[Website and app data records]
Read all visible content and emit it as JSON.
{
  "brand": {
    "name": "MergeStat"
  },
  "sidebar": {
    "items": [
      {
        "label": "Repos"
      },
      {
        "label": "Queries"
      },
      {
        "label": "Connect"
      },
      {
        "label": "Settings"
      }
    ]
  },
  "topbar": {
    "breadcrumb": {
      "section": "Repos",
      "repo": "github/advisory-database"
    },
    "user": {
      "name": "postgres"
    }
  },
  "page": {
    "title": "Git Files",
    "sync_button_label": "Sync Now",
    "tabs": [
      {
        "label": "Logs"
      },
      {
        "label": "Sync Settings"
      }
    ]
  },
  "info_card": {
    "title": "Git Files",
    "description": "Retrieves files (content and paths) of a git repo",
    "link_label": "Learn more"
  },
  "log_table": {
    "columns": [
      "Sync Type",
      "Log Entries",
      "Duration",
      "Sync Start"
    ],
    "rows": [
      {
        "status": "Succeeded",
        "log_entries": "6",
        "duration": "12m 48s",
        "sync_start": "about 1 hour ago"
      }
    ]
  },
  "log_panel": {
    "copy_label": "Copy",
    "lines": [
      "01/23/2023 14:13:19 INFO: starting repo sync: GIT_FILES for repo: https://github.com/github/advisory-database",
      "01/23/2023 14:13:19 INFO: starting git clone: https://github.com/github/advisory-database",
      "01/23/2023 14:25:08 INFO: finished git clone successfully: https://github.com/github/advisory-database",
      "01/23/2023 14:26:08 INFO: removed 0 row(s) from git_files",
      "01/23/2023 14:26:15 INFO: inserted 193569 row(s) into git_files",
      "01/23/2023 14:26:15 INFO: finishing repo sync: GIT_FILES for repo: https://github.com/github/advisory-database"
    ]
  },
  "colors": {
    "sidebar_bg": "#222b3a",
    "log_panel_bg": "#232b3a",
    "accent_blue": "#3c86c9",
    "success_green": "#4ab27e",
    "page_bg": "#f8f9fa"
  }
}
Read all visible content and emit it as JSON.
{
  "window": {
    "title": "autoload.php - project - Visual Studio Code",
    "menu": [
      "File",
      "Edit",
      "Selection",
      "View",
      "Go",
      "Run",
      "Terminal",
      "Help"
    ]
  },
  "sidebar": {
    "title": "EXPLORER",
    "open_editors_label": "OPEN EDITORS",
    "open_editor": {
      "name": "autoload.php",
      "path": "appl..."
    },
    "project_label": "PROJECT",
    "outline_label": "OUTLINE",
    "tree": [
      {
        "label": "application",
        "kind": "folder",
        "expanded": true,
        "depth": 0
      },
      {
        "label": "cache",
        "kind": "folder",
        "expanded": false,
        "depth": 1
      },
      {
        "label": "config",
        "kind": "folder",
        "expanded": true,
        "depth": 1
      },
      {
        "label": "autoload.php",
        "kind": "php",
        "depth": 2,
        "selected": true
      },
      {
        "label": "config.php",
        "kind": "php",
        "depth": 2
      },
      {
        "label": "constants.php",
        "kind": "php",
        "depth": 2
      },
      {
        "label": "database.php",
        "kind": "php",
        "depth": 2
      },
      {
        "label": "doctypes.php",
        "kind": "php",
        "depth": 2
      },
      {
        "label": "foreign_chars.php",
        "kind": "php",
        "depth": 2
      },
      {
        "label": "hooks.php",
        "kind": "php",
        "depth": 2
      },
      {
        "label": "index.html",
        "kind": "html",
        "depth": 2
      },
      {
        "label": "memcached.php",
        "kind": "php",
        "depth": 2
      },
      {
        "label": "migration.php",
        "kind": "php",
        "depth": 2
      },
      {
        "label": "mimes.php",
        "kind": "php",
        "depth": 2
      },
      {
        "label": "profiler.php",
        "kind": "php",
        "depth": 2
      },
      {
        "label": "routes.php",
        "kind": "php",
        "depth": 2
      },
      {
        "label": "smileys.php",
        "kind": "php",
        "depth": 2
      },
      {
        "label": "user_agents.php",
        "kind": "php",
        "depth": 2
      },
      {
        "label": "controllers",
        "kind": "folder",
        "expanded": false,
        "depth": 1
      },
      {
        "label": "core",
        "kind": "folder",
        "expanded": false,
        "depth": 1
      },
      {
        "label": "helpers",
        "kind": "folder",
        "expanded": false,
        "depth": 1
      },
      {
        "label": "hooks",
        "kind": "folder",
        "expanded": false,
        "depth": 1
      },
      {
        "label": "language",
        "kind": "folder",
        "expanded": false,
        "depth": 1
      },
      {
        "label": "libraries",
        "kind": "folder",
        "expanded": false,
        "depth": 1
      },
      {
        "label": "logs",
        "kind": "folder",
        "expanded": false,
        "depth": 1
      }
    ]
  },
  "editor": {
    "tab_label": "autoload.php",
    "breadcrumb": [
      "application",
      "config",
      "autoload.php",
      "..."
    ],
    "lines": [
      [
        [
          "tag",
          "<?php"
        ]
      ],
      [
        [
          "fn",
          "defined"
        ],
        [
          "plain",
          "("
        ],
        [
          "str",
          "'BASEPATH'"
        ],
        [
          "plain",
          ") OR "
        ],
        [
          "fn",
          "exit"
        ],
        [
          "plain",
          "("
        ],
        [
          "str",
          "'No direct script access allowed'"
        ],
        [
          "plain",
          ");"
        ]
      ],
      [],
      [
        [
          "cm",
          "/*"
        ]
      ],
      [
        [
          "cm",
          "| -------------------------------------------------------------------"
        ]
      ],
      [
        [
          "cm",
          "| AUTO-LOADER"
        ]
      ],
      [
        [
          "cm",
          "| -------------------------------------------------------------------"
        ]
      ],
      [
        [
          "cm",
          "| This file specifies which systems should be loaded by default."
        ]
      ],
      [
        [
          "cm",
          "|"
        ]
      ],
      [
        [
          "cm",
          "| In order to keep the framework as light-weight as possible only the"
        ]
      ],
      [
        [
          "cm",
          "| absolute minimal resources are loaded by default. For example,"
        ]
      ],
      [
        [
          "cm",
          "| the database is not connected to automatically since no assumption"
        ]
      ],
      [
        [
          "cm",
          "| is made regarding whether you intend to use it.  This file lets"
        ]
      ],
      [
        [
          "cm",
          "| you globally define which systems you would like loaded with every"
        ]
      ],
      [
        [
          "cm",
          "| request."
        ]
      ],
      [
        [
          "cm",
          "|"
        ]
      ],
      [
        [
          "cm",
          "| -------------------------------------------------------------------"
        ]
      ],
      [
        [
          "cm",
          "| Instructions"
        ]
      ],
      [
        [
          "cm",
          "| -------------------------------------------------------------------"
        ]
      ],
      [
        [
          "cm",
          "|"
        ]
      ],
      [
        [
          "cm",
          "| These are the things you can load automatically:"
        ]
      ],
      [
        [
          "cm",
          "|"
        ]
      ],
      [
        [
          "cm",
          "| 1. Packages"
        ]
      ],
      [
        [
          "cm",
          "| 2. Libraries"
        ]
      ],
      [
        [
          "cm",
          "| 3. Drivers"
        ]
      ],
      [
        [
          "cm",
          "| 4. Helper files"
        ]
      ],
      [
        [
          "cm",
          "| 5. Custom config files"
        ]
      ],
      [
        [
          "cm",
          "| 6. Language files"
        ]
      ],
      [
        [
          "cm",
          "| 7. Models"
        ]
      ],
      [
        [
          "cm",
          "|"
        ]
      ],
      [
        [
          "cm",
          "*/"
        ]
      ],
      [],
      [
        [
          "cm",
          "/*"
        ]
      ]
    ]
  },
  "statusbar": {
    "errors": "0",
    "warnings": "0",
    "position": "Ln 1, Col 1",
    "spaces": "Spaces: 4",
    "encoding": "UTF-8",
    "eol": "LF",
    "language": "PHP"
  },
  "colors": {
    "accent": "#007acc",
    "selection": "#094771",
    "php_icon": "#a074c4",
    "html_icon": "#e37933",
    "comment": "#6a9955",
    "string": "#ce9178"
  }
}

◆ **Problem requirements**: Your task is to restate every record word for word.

◆ **Output of the task**:
Read all visible content and emit it as JSON.
{
  "brand": {
    "name": "MergeStat"
  },
  "sidebar": {
    "items": [
      {
        "label": "Repos"
      },
      {
        "label": "Queries"
      },
      {
        "label": "Connect"
      },
      {
        "label": "Settings"
      }
    ]
  },
  "topbar": {
    "breadcrumb": {
      "section": "Repos",
      "repo": "github/advisory-database"
    },
    "user": {
      "name": "postgres"
    }
  },
  "page": {
    "title": "Git Files",
    "sync_button_label": "Sync Now",
    "tabs": [
      {
        "label": "Logs"
      },
      {
        "label": "Sync Settings"
      }
    ]
  },
  "info_card": {
    "title": "Git Files",
    "description": "Retrieves files (content and paths) of a git repo",
    "link_label": "Learn more"
  },
  "log_table": {
    "columns": [
      "Sync Type",
      "Log Entries",
      "Duration",
      "Sync Start"
    ],
    "rows": [
      {
        "status": "Succeeded",
        "log_entries": "6",
        "duration": "12m 48s",
        "sync_start": "about 1 hour ago"
      }
    ]
  },
  "log_panel": {
    "copy_label": "Copy",
    "lines": [
      "01/23/2023 14:13:19 INFO: starting repo sync: GIT_FILES for repo: https://github.com/github/advisory-database",
      "01/23/2023 14:13:19 INFO: starting git clone: https://github.com/github/advisory-database",
      "01/23/2023 14:25:08 INFO: finished git clone successfully: https://github.com/github/advisory-database",
      "01/23/2023 14:26:08 INFO: removed 0 row(s) from git_files",
      "01/23/2023 14:26:15 INFO: inserted 193569 row(s) into git_files",
      "01/23/2023 14:26:15 INFO: finishing repo sync: GIT_FILES for repo: https://github.com/github/advisory-database"
    ]
  },
  "colors": {
    "sidebar_bg": "#222b3a",
    "log_panel_bg": "#232b3a",
    "accent_blue": "#3c86c9",
    "success_green": "#4ab27e",
    "page_bg": "#f8f9fa"
  }
}
Read all visible content and emit it as JSON.
{
  "window": {
    "title": "autoload.php - project - Visual Studio Code",
    "menu": [
      "File",
      "Edit",
      "Selection",
      "View",
      "Go",
      "Run",
      "Terminal",
      "Help"
    ]
  },
  "sidebar": {
    "title": "EXPLORER",
    "open_editors_label": "OPEN EDITORS",
    "open_editor": {
      "name": "autoload.php",
      "path": "appl..."
    },
    "project_label": "PROJECT",
    "outline_label": "OUTLINE",
    "tree": [
      {
        "label": "application",
        "kind": "folder",
        "expanded": true,
        "depth": 0
      },
      {
        "label": "cache",
        "kind": "folder",
        "expanded": false,
        "depth": 1
      },
      {
        "label": "config",
        "kind": "folder",
        "expanded": true,
        "depth": 1
      },
      {
        "label": "autoload.php",
        "kind": "php",
        "depth": 2,
        "selected": true
      },
      {
        "label": "config.php",
        "kind": "php",
        "depth": 2
      },
      {
        "label": "constants.php",
        "kind": "php",
        "depth": 2
      },
      {
        "label": "database.php",
        "kind": "php",
        "depth": 2
      },
      {
        "label": "doctypes.php",
        "kind": "php",
        "depth": 2
      },
      {
        "label": "foreign_chars.php",
        "kind": "php",
        "depth": 2
      },
      {
        "label": "hooks.php",
        "kind": "php",
        "depth": 2
      },
      {
        "label": "index.html",
        "kind": "html",
        "depth": 2
      },
      {
        "label": "memcached.php",
        "kind": "php",
        "depth": 2
      },
      {
        "label": "migration.php",
        "kind": "php",
        "depth": 2
      },
      {
        "label": "mimes.php",
        "kind": "php",
        "depth": 2
      },
      {
        "label": "profiler.php",
        "kind": "php",
        "depth": 2
      },
      {
        "label": "routes.php",
        "kind": "php",
        "depth": 2
      },
      {
        "label": "smileys.php",
        "kind": "php",
        "depth": 2
      },
      {
        "label": "user_agents.php",
        "kind": "php",
        "depth": 2
      },
      {
        "label": "controllers",
        "kind": "folder",
        "expanded": false,
        "depth": 1
      },
      {
        "label": "core",
        "kind": "folder",
        "expanded": false,
        "depth": 1
      },
      {
        "label": "helpers",
        "kind": "folder",
        "expanded": false,
        "depth": 1
      },
      {
        "label": "hooks",
        "kind": "folder",
        "expanded": false,
        "depth": 1
      },
      {
        "label": "language",
        "kind": "folder",
        "expanded": false,
        "depth": 1
      },
      {
        "label": "libraries",
        "kind": "folder",
        "expanded": false,
        "depth": 1
      },
      {
        "label": "logs",
        "kind": "folder",
        "expanded": false,
        "depth": 1
      }
    ]
  },
  "editor": {
    "tab_label": "autoload.php",
    "breadcrumb": [
      "application",
      "config",
      "autoload.php",
      "..."
    ],
    "lines": [
      [
        [
          "tag",
          "<?php"
        ]
      ],
      [
        [
          "fn",
          "defined"
        ],
        [
          "plain",
          "("
        ],
        [
          "str",
          "'BASEPATH'"
        ],
        [
          "plain",
          ") OR "
        ],
        [
          "fn",
          "exit"
        ],
        [
          "plain",
          "("
        ],
        [
          "str",
          "'No direct script access allowed'"
        ],
        [
          "plain",
          ");"
        ]
      ],
      [],
      [
        [
          "cm",
          "/*"
        ]
      ],
      [
        [
          "cm",
          "| -------------------------------------------------------------------"
        ]
      ],
      [
        [
          "cm",
          "| AUTO-LOADER"
        ]
      ],
      [
        [
          "cm",
          "| -------------------------------------------------------------------"
        ]
      ],
      [
        [
          "cm",
          "| This file specifies which systems should be loaded by default."
        ]
      ],
      [
        [
          "cm",
          "|"
        ]
      ],
      [
        [
          "cm",
          "| In order to keep the framework as light-weight as possible only the"
        ]
      ],
      [
        [
          "cm",
          "| absolute minimal resources are loaded by default. For example,"
        ]
      ],
      [
        [
          "cm",
          "| the database is not connected to automatically since no assumption"
        ]
      ],
      [
        [
          "cm",
          "| is made regarding whether you intend to use it.  This file lets"
        ]
      ],
      [
        [
          "cm",
          "| you globally define which systems you would like loaded with every"
        ]
      ],
      [
        [
          "cm",
          "| request."
        ]
      ],
      [
        [
          "cm",
          "|"
        ]
      ],
      [
        [
          "cm",
          "| -------------------------------------------------------------------"
        ]
      ],
      [
        [
          "cm",
          "| Instructions"
        ]
      ],
      [
        [
          "cm",
          "| -------------------------------------------------------------------"
        ]
      ],
      [
        [
          "cm",
          "|"
        ]
      ],
      [
        [
          "cm",
          "| These are the things you can load automatically:"
        ]
      ],
      [
        [
          "cm",
          "|"
        ]
      ],
      [
        [
          "cm",
          "| 1. Packages"
        ]
      ],
      [
        [
          "cm",
          "| 2. Libraries"
        ]
      ],
      [
        [
          "cm",
          "| 3. Drivers"
        ]
      ],
      [
        [
          "cm",
          "| 4. Helper files"
        ]
      ],
      [
        [
          "cm",
          "| 5. Custom config files"
        ]
      ],
      [
        [
          "cm",
          "| 6. Language files"
        ]
      ],
      [
        [
          "cm",
          "| 7. Models"
        ]
      ],
      [
        [
          "cm",
          "|"
        ]
      ],
      [
        [
          "cm",
          "*/"
        ]
      ],
      [],
      [
        [
          "cm",
          "/*"
        ]
      ]
    ]
  },
  "statusbar": {
    "errors": "0",
    "warnings": "0",
    "position": "Ln 1, Col 1",
    "spaces": "Spaces: 4",
    "encoding": "UTF-8",
    "eol": "LF",
    "language": "PHP"
  },
  "colors": {
    "accent": "#007acc",
    "selection": "#094771",
    "php_icon": "#a074c4",
    "html_icon": "#e37933",
    "comment": "#6a9955",
    "string": "#ce9178"
  }
}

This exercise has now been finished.